“Let’s get the facts straight,” Malkan said. “Scientific American got seduced into using this bogus report.”
Stacie Orell, the campaign director for GMO Free N.Y., a group pushing to pass a bill in the New York Legislature to mandate labels for genetically engineered foods, felt a similar sense of disbelief when reading the editorial.
Specifically, she noted the inclusion of a passage about the benefits of golden rice, a GMO crop that targets vitamin A deficiency that often leads to blindness in the developing world.
“While I’m not against the idea of golden rice, its benefits in practice remain unkonwn,” Orell said. “These are theoretical ideas that the bio-tech industry often uses to green-wash the issue.”
Public health lawyer Michele Simon agrees that the Scientific American piece had a familiar ring to it.
“It reads like the biotech industry handed Scientific American its talking points,” Simon said in an email.
One of the main claims in the editorial does mirror ones made by GMO seed producer Monsanto—that requiring labels could potentially kill the market for genetically engineered foods in a country where 70% of processed foods already contain them, resulting in less variety and higher costs.

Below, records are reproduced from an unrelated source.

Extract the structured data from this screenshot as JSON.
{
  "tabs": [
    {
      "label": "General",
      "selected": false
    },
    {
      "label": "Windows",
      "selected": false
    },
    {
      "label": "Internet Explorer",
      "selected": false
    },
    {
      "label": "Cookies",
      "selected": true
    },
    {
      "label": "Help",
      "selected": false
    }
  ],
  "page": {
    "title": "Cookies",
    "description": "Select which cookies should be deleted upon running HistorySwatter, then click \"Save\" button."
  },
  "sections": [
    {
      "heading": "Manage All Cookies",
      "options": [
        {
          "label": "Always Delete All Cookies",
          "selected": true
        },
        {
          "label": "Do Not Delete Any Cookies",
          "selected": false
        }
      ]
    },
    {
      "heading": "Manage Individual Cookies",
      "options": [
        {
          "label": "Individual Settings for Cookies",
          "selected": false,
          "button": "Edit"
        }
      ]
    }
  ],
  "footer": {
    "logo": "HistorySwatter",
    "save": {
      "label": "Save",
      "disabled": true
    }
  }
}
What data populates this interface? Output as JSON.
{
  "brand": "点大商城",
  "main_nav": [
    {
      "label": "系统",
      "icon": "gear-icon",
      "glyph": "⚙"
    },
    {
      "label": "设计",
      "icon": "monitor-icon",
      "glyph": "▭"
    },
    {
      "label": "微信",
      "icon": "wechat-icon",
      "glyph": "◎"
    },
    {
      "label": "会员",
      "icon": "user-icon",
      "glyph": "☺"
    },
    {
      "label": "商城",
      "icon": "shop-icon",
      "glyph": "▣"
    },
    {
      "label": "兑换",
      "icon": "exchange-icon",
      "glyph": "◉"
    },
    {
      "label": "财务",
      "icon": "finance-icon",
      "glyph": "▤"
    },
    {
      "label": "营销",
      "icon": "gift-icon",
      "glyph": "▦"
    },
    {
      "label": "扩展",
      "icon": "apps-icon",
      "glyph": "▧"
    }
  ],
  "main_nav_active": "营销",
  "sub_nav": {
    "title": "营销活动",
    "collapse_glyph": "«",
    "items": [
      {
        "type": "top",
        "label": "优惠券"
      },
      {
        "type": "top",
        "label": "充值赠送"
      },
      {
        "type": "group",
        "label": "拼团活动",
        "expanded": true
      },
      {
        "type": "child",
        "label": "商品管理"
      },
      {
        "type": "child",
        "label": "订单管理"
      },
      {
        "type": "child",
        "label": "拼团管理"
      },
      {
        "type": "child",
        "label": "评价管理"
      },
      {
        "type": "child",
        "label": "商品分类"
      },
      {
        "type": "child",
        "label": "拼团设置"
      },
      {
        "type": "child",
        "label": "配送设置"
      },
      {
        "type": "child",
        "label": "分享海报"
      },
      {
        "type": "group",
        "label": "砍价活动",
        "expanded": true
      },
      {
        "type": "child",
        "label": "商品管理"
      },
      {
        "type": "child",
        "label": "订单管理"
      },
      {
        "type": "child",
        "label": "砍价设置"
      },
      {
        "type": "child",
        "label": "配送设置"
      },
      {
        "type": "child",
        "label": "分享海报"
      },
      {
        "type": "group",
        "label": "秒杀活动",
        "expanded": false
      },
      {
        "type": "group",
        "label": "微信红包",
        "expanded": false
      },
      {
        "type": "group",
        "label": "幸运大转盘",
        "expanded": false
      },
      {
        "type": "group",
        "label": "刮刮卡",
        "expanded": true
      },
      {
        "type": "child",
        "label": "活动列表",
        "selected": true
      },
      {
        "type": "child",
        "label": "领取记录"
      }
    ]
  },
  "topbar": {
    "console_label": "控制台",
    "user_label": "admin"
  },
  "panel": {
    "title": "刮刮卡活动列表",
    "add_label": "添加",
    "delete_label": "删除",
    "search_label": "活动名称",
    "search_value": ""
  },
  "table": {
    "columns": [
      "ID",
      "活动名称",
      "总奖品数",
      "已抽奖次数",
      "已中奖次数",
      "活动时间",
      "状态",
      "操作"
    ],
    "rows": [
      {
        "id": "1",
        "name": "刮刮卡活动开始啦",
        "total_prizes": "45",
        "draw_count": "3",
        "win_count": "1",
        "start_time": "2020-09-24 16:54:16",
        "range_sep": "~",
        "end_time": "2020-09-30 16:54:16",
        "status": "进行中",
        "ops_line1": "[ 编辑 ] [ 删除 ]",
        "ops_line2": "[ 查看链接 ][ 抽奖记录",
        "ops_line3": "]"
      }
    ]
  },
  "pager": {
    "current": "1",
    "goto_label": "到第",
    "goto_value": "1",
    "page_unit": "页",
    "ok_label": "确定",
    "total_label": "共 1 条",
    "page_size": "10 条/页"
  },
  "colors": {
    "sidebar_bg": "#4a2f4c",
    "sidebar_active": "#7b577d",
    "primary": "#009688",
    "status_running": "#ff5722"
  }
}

“Many people argue for GMO labels in the name of increased consumer choice,” the editorial states. “On the contrary, such labels have limited people’s options. In 1997, a time of growing opposition to GMOs in Europe, the E.U. began to require them. By 1999, to avoid labels that might drive customers away, most major European retailers had removed genetically modified ingredients from products bearing their brand. Major food producers such as Nestlé followed suit. Today it is virtually impossible to find GMOs in European supermarkets.”
To Simon’s ears, assuming the same result in the U.S. is just one more faulty conclusion.
“The European experience would not translate the same way here,” Simon said. “Americans don’t reject GMOs, all this would change is labels.”